REQUIREMENT: In the records below, which lines include "period"? Copy them.

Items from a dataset
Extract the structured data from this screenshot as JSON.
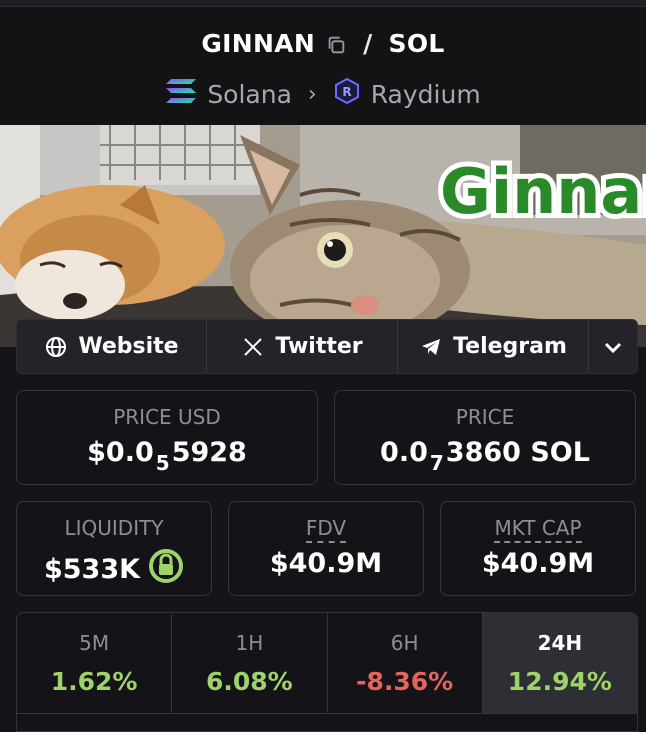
{
  "header": {
    "token": "GINNAN",
    "separator": "/",
    "quote": "SOL",
    "chain": "Solana",
    "dex": "Raydium"
  },
  "banner": {
    "text": "Ginnan"
  },
  "links": [
    {
      "label": "Website",
      "icon": "globe-icon"
    },
    {
      "label": "Twitter",
      "icon": "x-icon"
    },
    {
      "label": "Telegram",
      "icon": "telegram-icon"
    }
  ],
  "stats": {
    "price_usd_label": "PRICE USD",
    "price_usd_prefix": "$0.0",
    "price_usd_zeros": "5",
    "price_usd_digits": "5928",
    "price_label": "PRICE",
    "price_prefix": "0.0",
    "price_zeros": "7",
    "price_digits": "3860 SOL",
    "liquidity_label": "LIQUIDITY",
    "liquidity_value": "$533K",
    "fdv_label": "FDV",
    "fdv_value": "$40.9M",
    "mktcap_label": "MKT CAP",
    "mktcap_value": "$40.9M"
  },
  "changes": [
    {
      "period": "5M",
      "value": "1.62%",
      "color": "#9ed36a"
    },
    {
      "period": "1H",
      "value": "6.08%",
      "color": "#9ed36a"
    },
    {
      "period": "6H",
      "value": "-8.36%",
      "color": "#e5635c"
    },
    {
      "period": "24H",
      "value": "12.94%",
      "color": "#9ed36a",
      "active": true
    }
  ],
  "colors": {
    "positive": "#9ed36a",
    "negative": "#e5635c",
    "lock": "#9ed36a"
  }
}
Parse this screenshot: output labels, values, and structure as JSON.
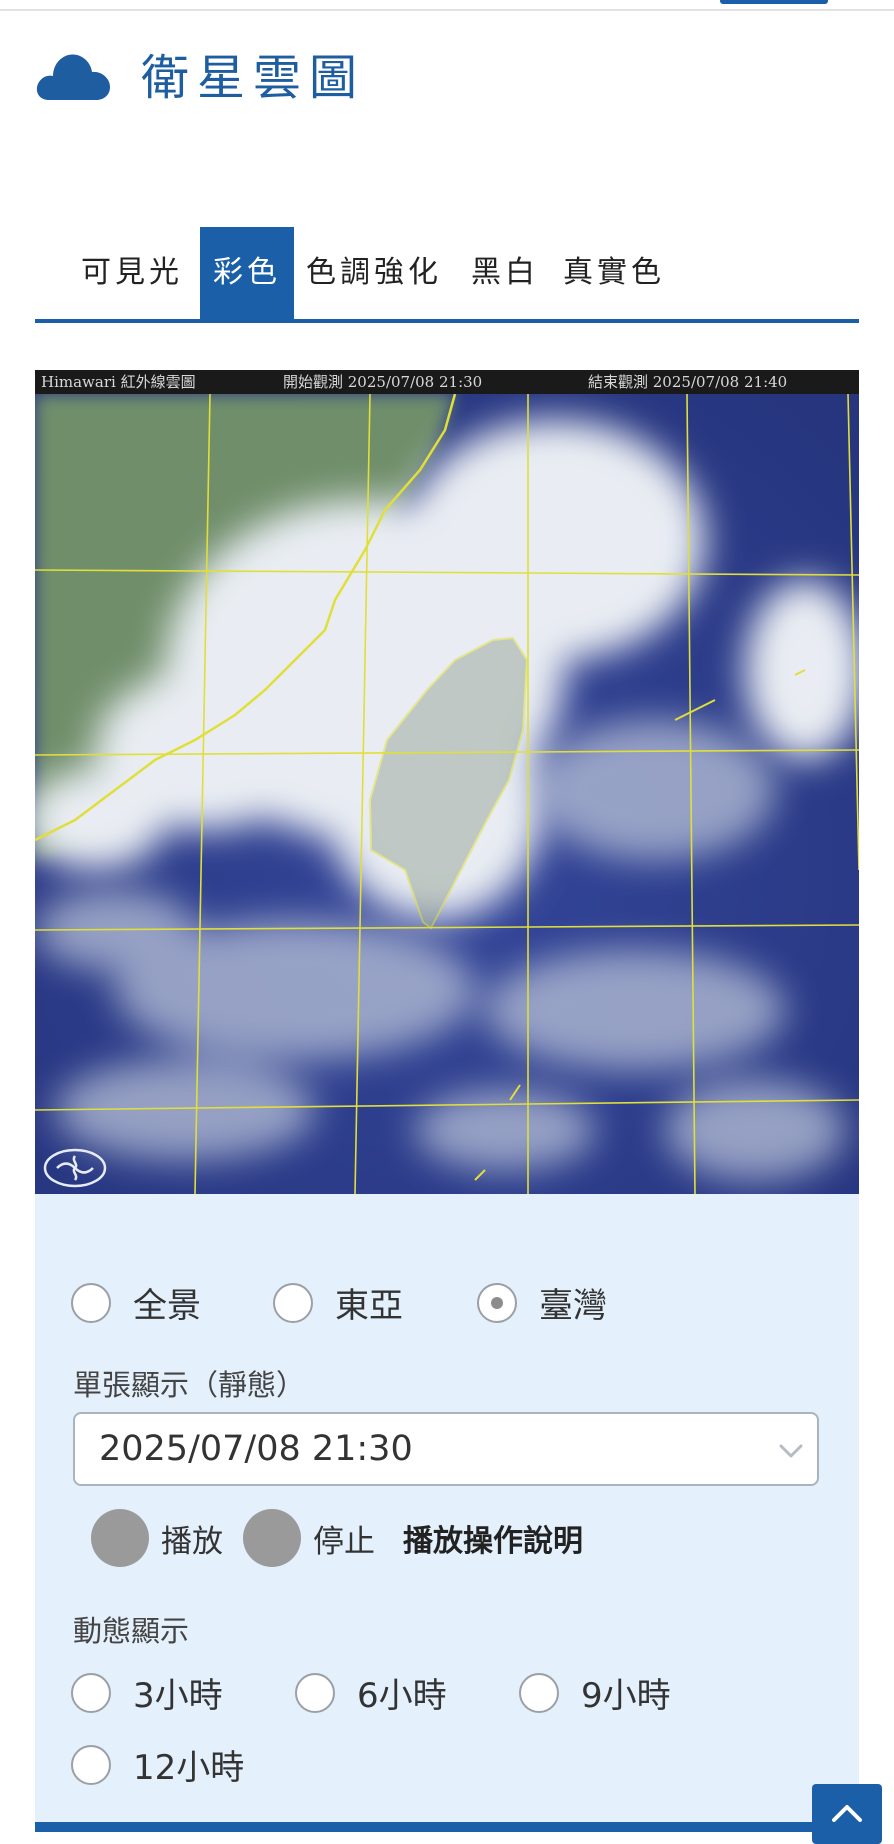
{
  "header": {
    "title": "衛星雲圖",
    "icon": "cloud-icon",
    "accent_color": "#1a5fa8"
  },
  "tabs": [
    {
      "label": "可見光",
      "active": false
    },
    {
      "label": "彩色",
      "active": true
    },
    {
      "label": "色調強化",
      "active": false
    },
    {
      "label": "黑白",
      "active": false
    },
    {
      "label": "真實色",
      "active": false
    }
  ],
  "image": {
    "header_left": "Himawari 紅外線雲圖",
    "header_start": "開始觀測 2025/07/08 21:30",
    "header_end": "結束觀測 2025/07/08 21:40",
    "logo_icon": "cwa-logo-icon"
  },
  "region": {
    "options": [
      "全景",
      "東亞",
      "臺灣"
    ],
    "selected": "臺灣"
  },
  "static_display": {
    "label": "單張顯示（靜態）",
    "selected_time": "2025/07/08 21:30"
  },
  "playback": {
    "play_label": "播放",
    "stop_label": "停止",
    "help_label": "播放操作說明"
  },
  "dynamic_display": {
    "label": "動態顯示",
    "options": [
      "3小時",
      "6小時",
      "9小時",
      "12小時"
    ]
  },
  "back_to_top_icon": "chevron-up-icon"
}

RESULT FOR THIS TASK:
      "period": "5M",
      "period": "1H",
      "period": "6H",
      "period": "24H",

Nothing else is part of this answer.